A-Basin general manager and COO Alan Henceroth said the project could include figuring out a way for skiers to traverse back to the base of Pali from the bottom of the Beavers. Read Henceroth’s blog post about the master plan here.
Other enhancements could include a surface lift to ease the trip from the top of Lenawee to Montezuma Bowl, as well as an upping water storage for snowmaking.
Henceroth said the Beavers expansion would encompass about 400 acres, served by one new lift. The terrain would include a good chunk of intermediate skiing as well as some areas that would still be accessed by hiking. The Steep Gullies would be incorporated into the ski areas as double-black diamond extreme terrain.
The new master plan is nearing completion and Henceroth said he wants some community feedback before submitting it to the Forest Service. To that end, A-Basin will host an Aug. 29 open house, 5:30 to 7:30 p.m. at the Keystone Center (628 Sts. John Road in Keystone, Colorado). Forest Service staff from the Dillon Ranger District will also be on hand to answer questions.
Ski area master plans are updated about every 10 years. Since about five years ago, the plans are not developed under strict federal environmental laws that require alternatives and extensive public involvement.
Instead, the plans are seen as vision documents developed in partnership with the Forest Service. Some — but not all — resorts include community input as part of the planning process.
The Forest Service can accept the plan without formal opportunity for public involvement, but any subsequent site-specific implementation of projects does require formal review under the National Environmental Policy Act (NEPA).
Other than blips like last season’s low-snow winter, A-Basin has seen visitation grow steadily in the past 10 years. The ski area benefits from a ticket and marketing partnership with Vail Resorts and from owners willing to invest in improving the skiing experience.

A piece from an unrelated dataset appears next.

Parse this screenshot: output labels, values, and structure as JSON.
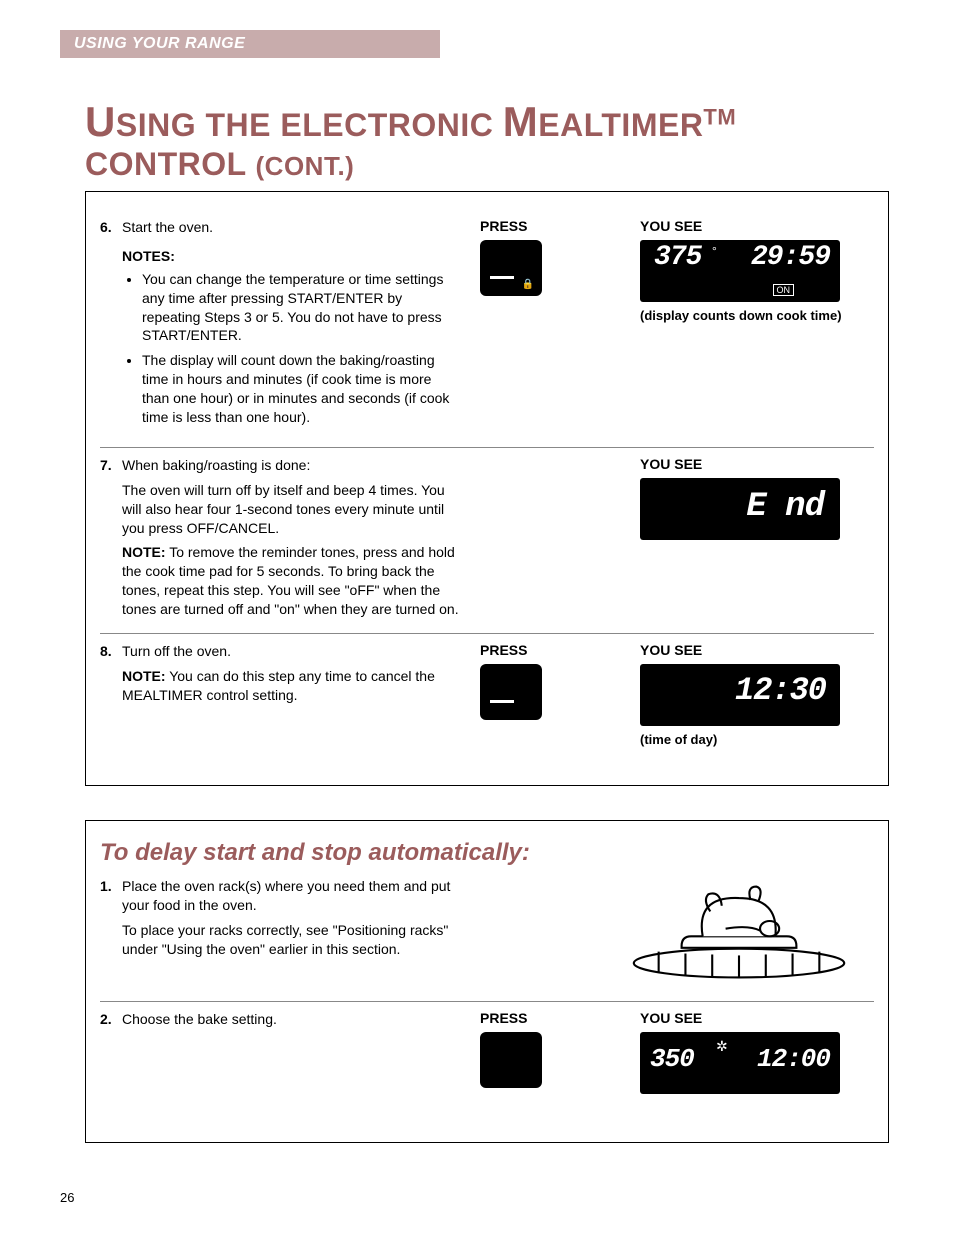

A-Basin is owned by Dundee Resort Development, a U.S. subsidiary of the Canadian company, Dundee Realty, which, according to its website, provides real estate services – including property management and leasing – to more than 30 million square feet of office, industrial and retail properties across Canada.
Dundee has owned A-Basin since 1997 when A-Basin was in play as part of the merger between Vail Resorts and Ralston Corp. Since then, the company has invested millions in upgrading A-Basin, including new lifts and lodges and expanded parking, as well as snowmaking that helped put the ski area on par with its bigger resort neighbors in Summit County.

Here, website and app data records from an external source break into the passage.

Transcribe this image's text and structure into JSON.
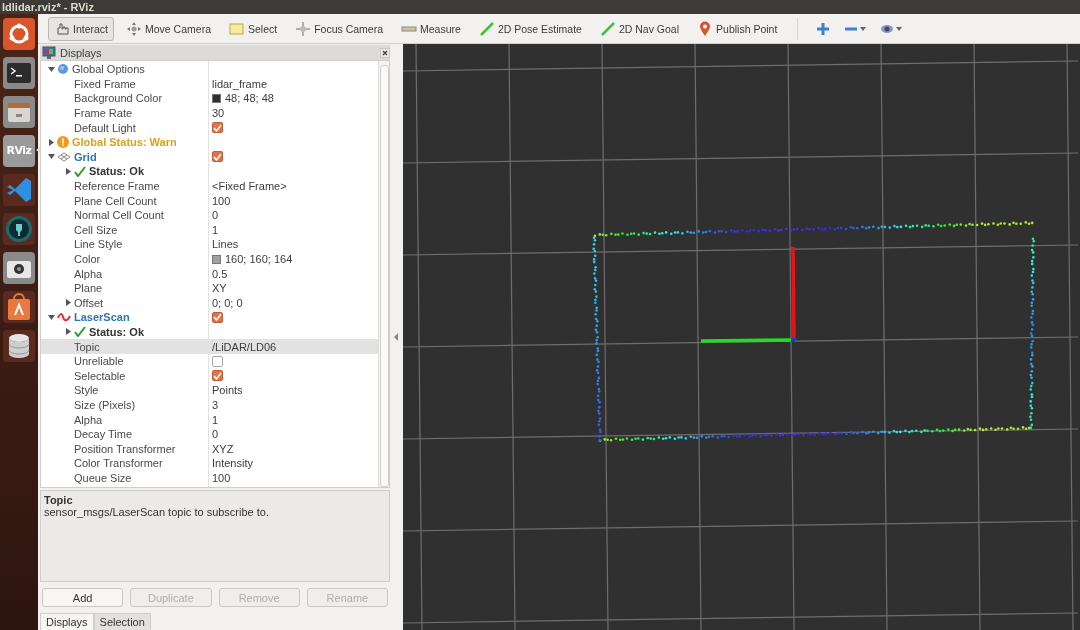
{
  "window": {
    "title": "ldlidar.rviz* - RViz"
  },
  "launcher": [
    {
      "kind": "ubuntu",
      "active": false
    },
    {
      "kind": "terminal",
      "active": false
    },
    {
      "kind": "files",
      "active": false
    },
    {
      "kind": "rviz",
      "label": "RViz",
      "active": true
    },
    {
      "kind": "vscode",
      "active": false
    },
    {
      "kind": "keyring",
      "active": false
    },
    {
      "kind": "camera",
      "active": false
    },
    {
      "kind": "software",
      "active": false
    },
    {
      "kind": "database",
      "active": false
    }
  ],
  "tools": [
    {
      "kind": "interact",
      "label": "Interact",
      "selected": true
    },
    {
      "kind": "move",
      "label": "Move Camera",
      "selected": false
    },
    {
      "kind": "select",
      "label": "Select",
      "selected": false
    },
    {
      "kind": "focus",
      "label": "Focus Camera",
      "selected": false
    },
    {
      "kind": "measure",
      "label": "Measure",
      "selected": false
    },
    {
      "kind": "pose",
      "label": "2D Pose Estimate",
      "selected": false
    },
    {
      "kind": "goal",
      "label": "2D Nav Goal",
      "selected": false
    },
    {
      "kind": "point",
      "label": "Publish Point",
      "selected": false
    }
  ],
  "view_buttons": [
    {
      "kind": "add",
      "dropdown": false
    },
    {
      "kind": "minus",
      "dropdown": true
    },
    {
      "kind": "eye",
      "dropdown": true
    }
  ],
  "displays_panel": {
    "title": "Displays",
    "tree": [
      {
        "kind": "options",
        "label": "Global Options",
        "expanded": true,
        "selected": false,
        "children": [
          {
            "kind": "property",
            "label": "Fixed Frame",
            "value": "lidar_frame",
            "selected": false
          },
          {
            "kind": "property",
            "label": "Background Color",
            "value": "48; 48; 48",
            "color": "#303030",
            "selected": false
          },
          {
            "kind": "property",
            "label": "Frame Rate",
            "value": "30",
            "selected": false
          },
          {
            "kind": "property",
            "label": "Default Light",
            "checked": true,
            "selected": false
          }
        ]
      },
      {
        "kind": "warn",
        "label": "Global Status: Warn",
        "expanded": false,
        "selected": false
      },
      {
        "kind": "grid",
        "label": "Grid",
        "expanded": true,
        "checked": true,
        "selected": false,
        "children": [
          {
            "kind": "ok",
            "label": "Status: Ok",
            "expanded": false,
            "selected": false
          },
          {
            "kind": "property",
            "label": "Reference Frame",
            "value": "<Fixed Frame>",
            "selected": false
          },
          {
            "kind": "property",
            "label": "Plane Cell Count",
            "value": "100",
            "selected": false
          },
          {
            "kind": "property",
            "label": "Normal Cell Count",
            "value": "0",
            "selected": false
          },
          {
            "kind": "property",
            "label": "Cell Size",
            "value": "1",
            "selected": false
          },
          {
            "kind": "property",
            "label": "Line Style",
            "value": "Lines",
            "selected": false
          },
          {
            "kind": "property",
            "label": "Color",
            "value": "160; 160; 164",
            "color": "#a0a0a4",
            "selected": false
          },
          {
            "kind": "property",
            "label": "Alpha",
            "value": "0.5",
            "selected": false
          },
          {
            "kind": "property",
            "label": "Plane",
            "value": "XY",
            "selected": false
          },
          {
            "kind": "property",
            "label": "Offset",
            "value": "0; 0; 0",
            "expanded": false,
            "selected": false
          }
        ]
      },
      {
        "kind": "laserscan",
        "label": "LaserScan",
        "expanded": true,
        "checked": true,
        "selected": false,
        "children": [
          {
            "kind": "ok",
            "label": "Status: Ok",
            "expanded": false,
            "selected": false
          },
          {
            "kind": "property",
            "label": "Topic",
            "value": "/LiDAR/LD06",
            "selected": true
          },
          {
            "kind": "property",
            "label": "Unreliable",
            "checked": false,
            "selected": false
          },
          {
            "kind": "property",
            "label": "Selectable",
            "checked": true,
            "selected": false
          },
          {
            "kind": "property",
            "label": "Style",
            "value": "Points",
            "selected": false
          },
          {
            "kind": "property",
            "label": "Size (Pixels)",
            "value": "3",
            "selected": false
          },
          {
            "kind": "property",
            "label": "Alpha",
            "value": "1",
            "selected": false
          },
          {
            "kind": "property",
            "label": "Decay Time",
            "value": "0",
            "selected": false
          },
          {
            "kind": "property",
            "label": "Position Transformer",
            "value": "XYZ",
            "selected": false
          },
          {
            "kind": "property",
            "label": "Color Transformer",
            "value": "Intensity",
            "selected": false
          },
          {
            "kind": "property",
            "label": "Queue Size",
            "value": "100",
            "selected": false
          }
        ]
      }
    ],
    "description": {
      "title": "Topic",
      "text": "sensor_msgs/LaserScan topic to subscribe to."
    },
    "buttons": [
      {
        "label": "Add",
        "disabled": false
      },
      {
        "label": "Duplicate",
        "disabled": true
      },
      {
        "label": "Remove",
        "disabled": true
      },
      {
        "label": "Rename",
        "disabled": true
      }
    ],
    "tabs": [
      {
        "label": "Displays",
        "selected": true
      },
      {
        "label": "Selection",
        "selected": false
      }
    ]
  }
}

With the help of snowmaking, and because of its high elevation, A-Basin is often one of the first North American ski areas to open and the last to close.